======== Dataset records
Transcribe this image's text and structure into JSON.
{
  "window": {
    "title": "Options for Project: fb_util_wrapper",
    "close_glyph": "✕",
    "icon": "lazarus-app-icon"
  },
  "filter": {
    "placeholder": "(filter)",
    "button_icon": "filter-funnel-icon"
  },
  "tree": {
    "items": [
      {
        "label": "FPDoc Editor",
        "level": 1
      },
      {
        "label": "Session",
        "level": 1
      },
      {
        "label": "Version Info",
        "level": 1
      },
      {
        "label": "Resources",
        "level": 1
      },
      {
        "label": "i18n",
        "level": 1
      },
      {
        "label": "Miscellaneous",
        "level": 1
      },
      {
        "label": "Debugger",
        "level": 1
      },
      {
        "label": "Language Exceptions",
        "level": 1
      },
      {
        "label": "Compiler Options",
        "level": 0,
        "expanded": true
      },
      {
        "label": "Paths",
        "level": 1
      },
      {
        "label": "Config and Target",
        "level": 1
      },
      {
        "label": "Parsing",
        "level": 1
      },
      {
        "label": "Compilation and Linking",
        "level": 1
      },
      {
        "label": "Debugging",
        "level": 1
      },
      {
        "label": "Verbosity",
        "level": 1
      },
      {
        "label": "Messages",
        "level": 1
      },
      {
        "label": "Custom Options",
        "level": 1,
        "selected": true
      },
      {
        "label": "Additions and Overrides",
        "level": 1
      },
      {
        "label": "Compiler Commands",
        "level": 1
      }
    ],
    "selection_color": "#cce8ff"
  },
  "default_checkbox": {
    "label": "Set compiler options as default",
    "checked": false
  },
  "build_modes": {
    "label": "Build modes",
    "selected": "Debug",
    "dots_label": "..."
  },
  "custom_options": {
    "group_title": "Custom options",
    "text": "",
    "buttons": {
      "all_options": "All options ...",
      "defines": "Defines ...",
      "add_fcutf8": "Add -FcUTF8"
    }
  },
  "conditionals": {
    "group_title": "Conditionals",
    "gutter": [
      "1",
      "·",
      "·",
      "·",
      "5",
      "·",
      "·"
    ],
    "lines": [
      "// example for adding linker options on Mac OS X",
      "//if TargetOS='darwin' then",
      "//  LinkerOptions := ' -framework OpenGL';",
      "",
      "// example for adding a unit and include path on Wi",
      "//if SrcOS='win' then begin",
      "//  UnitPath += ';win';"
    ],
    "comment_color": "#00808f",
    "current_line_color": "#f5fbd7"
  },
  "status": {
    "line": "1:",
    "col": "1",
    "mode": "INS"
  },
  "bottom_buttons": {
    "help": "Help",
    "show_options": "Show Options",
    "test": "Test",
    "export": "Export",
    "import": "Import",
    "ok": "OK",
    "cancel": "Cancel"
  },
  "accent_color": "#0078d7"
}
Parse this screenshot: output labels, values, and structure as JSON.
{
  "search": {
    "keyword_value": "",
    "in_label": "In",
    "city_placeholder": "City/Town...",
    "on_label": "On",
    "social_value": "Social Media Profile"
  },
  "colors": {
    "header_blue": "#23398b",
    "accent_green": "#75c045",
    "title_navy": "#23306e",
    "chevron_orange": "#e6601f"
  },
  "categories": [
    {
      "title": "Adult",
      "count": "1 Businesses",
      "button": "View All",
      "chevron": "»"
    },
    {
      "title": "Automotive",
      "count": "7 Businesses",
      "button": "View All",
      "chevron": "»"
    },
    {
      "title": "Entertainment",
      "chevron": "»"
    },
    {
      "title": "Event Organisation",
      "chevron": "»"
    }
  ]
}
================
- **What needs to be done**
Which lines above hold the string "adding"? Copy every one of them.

- **Written response**
      "// example for adding linker options on Mac OS X",
      "// example for adding a unit and include path on Wi",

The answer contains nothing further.